Winter weeks go by so much differently than summer weeks. They feel slower. Yet with the weather interruptions, the shorter days and shorter work hours, the speed at which your hands can actually function in the cold and the propensity to get inside as soon as possible and sit by the wood stove, wow we sure do get a lot less done. That's ok - to every season . . . In winter, however we spend a lot of time evaluating systems, setting goals, budgeting, making roadmaps to success and pouring over seed catalogs - and sometimes while all of that doesn't feel like real 'work' - it truly is necessary for growth. So that's where we are at. The growth may feel slow and but the seeds are being sown, literally and metaphorically.
Thanks for all of your comments last week with ideas on our goal towards zero (less) waste. First of all, just a clarification. I do not want you all to return your bags to me. I don't think the health department looks kindly up us reusing bags to pre-package produce in. But I would love for you to save the bags and reuse them yourself! We do want to try to reduce/eliminate the produce that we actually sell pre-bagged, so that we can take that step out of the process all together. This will take some time and experimentation to see what works, so please bear with us and give us your feedback and ideas. I am so appreciative of all the interest and effort you all put in. So, thank you. We will continue to work on this effort and make changes and share resources and suggestions.
Lots of you mentioned buying and using reusable mesh or muslin produce bags such as this or this - that is a great place to start. We plan to experiment with some bulk (bag your own) salad mixes this year and these would be great for bagging up your own produce at market. From what I hear they are great for storing root veggies and firmer produce, but tender greens and leafy things might do better in a plastic bag or tupperware container once you get them home. I hear great things about these green bags, which you could reuse many times over (though I haven't used them myself) as well as these compostable plastic bags. Just some ideas to get you started. Keep the conversation flowing.
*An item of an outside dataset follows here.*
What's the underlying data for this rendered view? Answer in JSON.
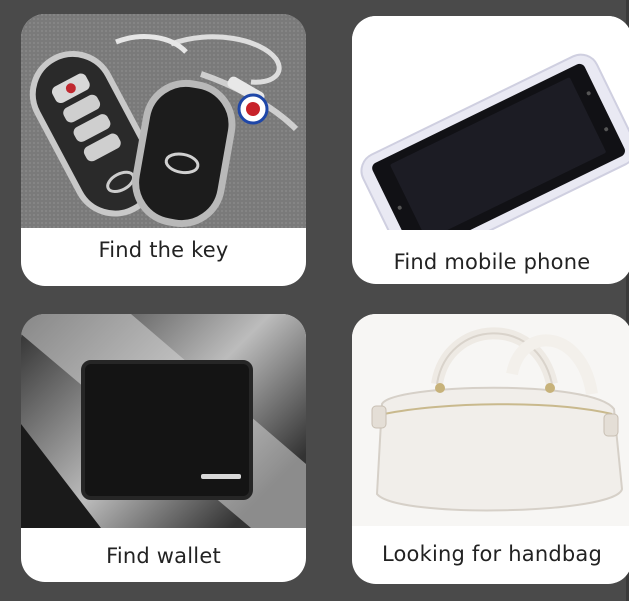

If you have been feeling the severe lack of flowers lately as I have, I have a treat for you. We potted up a bunch of amaryllis bulbs this fall with the hope to have them close to blooming by Christmas. Well we missed the mark by a little bit - but now they are all starting to bloom. A nice pick-me-up for the post holiday, mid-winter slump. These giant bulbs produce one to two flower stems, each with 4-6 long lasting blooms on them. They are sold in pots (not the prettiest pots, you may want to transfer them to something nicer). Once the flowers bloom and fade, the plant will grow some leaves. You can keep it going as a house plant for a few months. You can put the pot outside once the weather warms up or leave it inside, it only needs to be watered very occasionally. Eventually you should let the plant dry up and go dormant for a few months. In the late fall, bring it inside, water it once to "wake it up" and you can get this flower to re-bloom for you around Christmas or mid winter. There are many more details here on how to keep your amaryllis growing. We also have some fragrant, almost ready to bloom, paperwhites for sale. I hope you will enjoy these are much as I have.
Oh, we planted carrots this week - when the soil moisture was just perfect, then we had a nice light dusting of snow. Never a dull moment around here.
the most perfect, fluffy carrots planting soil - reminds me of brownie mix
All kinds of babies popping up in the greenhouse
Including the onions
Gophers tunneling under the garlic, exposing some beautiful root growth
We just planted our sweet peas out two weeks ago. They don't look like much right now.
But I can't wait for them to look like this again.
I can only hope they will do as well as they did last year.
AT THE MARKET THIS WEEKVegetables
beets - red, chioggia, tricolor
carrots - orange and rainbow
onions - red and yellow
potatoes - red and ozette fingerling
winter squash - butternut, spaghetti
RecipesCreamy parsnip and cauliflower bisque
WHERE TO FIND US
WHIPSTONE FARM website
PRESCOTT FARMERS MARKET (winter hours) - Saturdays 10 am - 1 pm. Yavapai College Parking Lot.
FLAGSTAFF COMMUNITY MARKET - CLOSED until May of 2020 . Sundays 8:00 - Noon. City Hall West Parking Lot
FARM STAND - Open daily at the farm, self serve, honor system directions HERE